#### [Recorded data]
-- -- --

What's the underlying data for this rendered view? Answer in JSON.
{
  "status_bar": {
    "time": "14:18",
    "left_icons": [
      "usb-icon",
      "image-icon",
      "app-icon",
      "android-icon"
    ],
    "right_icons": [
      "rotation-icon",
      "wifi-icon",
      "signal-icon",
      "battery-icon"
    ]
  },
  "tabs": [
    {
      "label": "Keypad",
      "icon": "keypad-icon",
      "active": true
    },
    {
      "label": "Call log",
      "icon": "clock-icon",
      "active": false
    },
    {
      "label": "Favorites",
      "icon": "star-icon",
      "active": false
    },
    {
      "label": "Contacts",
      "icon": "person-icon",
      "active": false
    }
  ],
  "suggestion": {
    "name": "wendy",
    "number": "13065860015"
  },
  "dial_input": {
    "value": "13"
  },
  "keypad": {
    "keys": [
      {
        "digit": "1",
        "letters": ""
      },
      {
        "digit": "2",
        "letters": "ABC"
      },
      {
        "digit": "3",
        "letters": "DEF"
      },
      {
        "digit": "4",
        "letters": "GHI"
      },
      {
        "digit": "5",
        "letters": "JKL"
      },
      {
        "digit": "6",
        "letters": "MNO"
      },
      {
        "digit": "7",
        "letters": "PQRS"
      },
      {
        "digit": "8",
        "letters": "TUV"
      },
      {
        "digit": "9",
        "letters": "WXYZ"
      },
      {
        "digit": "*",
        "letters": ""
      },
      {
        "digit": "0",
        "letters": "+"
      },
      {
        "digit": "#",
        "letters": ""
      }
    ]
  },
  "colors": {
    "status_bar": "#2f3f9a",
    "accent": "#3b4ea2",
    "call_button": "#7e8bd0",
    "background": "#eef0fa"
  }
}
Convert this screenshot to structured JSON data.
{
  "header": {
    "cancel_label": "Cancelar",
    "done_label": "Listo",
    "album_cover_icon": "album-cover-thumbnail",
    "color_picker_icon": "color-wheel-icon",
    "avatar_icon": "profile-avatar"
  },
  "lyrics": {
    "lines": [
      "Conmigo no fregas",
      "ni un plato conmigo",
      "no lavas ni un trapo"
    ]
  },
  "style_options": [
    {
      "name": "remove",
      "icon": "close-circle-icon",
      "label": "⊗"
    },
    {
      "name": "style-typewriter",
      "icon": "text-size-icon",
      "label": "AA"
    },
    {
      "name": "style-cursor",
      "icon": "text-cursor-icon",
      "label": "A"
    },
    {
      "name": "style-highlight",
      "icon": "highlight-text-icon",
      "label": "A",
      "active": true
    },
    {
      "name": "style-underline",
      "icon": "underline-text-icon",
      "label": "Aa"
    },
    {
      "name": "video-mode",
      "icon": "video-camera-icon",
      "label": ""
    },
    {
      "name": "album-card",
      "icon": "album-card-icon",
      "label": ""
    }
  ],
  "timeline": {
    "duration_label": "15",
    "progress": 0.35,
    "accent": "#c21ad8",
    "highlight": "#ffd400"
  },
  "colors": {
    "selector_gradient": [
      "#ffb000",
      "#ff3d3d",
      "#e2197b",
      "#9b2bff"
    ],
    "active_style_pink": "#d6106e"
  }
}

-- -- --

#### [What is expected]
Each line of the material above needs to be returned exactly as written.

#### [Solution to this problem]
What's the underlying data for this rendered view? Answer in JSON.
{
  "status_bar": {
    "time": "14:18",
    "left_icons": [
      "usb-icon",
      "image-icon",
      "app-icon",
      "android-icon"
    ],
    "right_icons": [
      "rotation-icon",
      "wifi-icon",
      "signal-icon",
      "battery-icon"
    ]
  },
  "tabs": [
    {
      "label": "Keypad",
      "icon": "keypad-icon",
      "active": true
    },
    {
      "label": "Call log",
      "icon": "clock-icon",
      "active": false
    },
    {
      "label": "Favorites",
      "icon": "star-icon",
      "active": false
    },
    {
      "label": "Contacts",
      "icon": "person-icon",
      "active": false
    }
  ],
  "suggestion": {
    "name": "wendy",
    "number": "13065860015"
  },
  "dial_input": {
    "value": "13"
  },
  "keypad": {
    "keys": [
      {
        "digit": "1",
        "letters": ""
      },
      {
        "digit": "2",
        "letters": "ABC"
      },
      {
        "digit": "3",
        "letters": "DEF"
      },
      {
        "digit": "4",
        "letters": "GHI"
      },
      {
        "digit": "5",
        "letters": "JKL"
      },
      {
        "digit": "6",
        "letters": "MNO"
      },
      {
        "digit": "7",
        "letters": "PQRS"
      },
      {
        "digit": "8",
        "letters": "TUV"
      },
      {
        "digit": "9",
        "letters": "WXYZ"
      },
      {
        "digit": "*",
        "letters": ""
      },
      {
        "digit": "0",
        "letters": "+"
      },
      {
        "digit": "#",
        "letters": ""
      }
    ]
  },
  "colors": {
    "status_bar": "#2f3f9a",
    "accent": "#3b4ea2",
    "call_button": "#7e8bd0",
    "background": "#eef0fa"
  }
}
Convert this screenshot to structured JSON data.
{
  "header": {
    "cancel_label": "Cancelar",
    "done_label": "Listo",
    "album_cover_icon": "album-cover-thumbnail",
    "color_picker_icon": "color-wheel-icon",
    "avatar_icon": "profile-avatar"
  },
  "lyrics": {
    "lines": [
      "Conmigo no fregas",
      "ni un plato conmigo",
      "no lavas ni un trapo"
    ]
  },
  "style_options": [
    {
      "name": "remove",
      "icon": "close-circle-icon",
      "label": "⊗"
    },
    {
      "name": "style-typewriter",
      "icon": "text-size-icon",
      "label": "AA"
    },
    {
      "name": "style-cursor",
      "icon": "text-cursor-icon",
      "label": "A"
    },
    {
      "name": "style-highlight",
      "icon": "highlight-text-icon",
      "label": "A",
      "active": true
    },
    {
      "name": "style-underline",
      "icon": "underline-text-icon",
      "label": "Aa"
    },
    {
      "name": "video-mode",
      "icon": "video-camera-icon",
      "label": ""
    },
    {
      "name": "album-card",
      "icon": "album-card-icon",
      "label": ""
    }
  ],
  "timeline": {
    "duration_label": "15",
    "progress": 0.35,
    "accent": "#c21ad8",
    "highlight": "#ffd400"
  },
  "colors": {
    "selector_gradient": [
      "#ffb000",
      "#ff3d3d",
      "#e2197b",
      "#9b2bff"
    ],
    "active_style_pink": "#d6106e"
  }
}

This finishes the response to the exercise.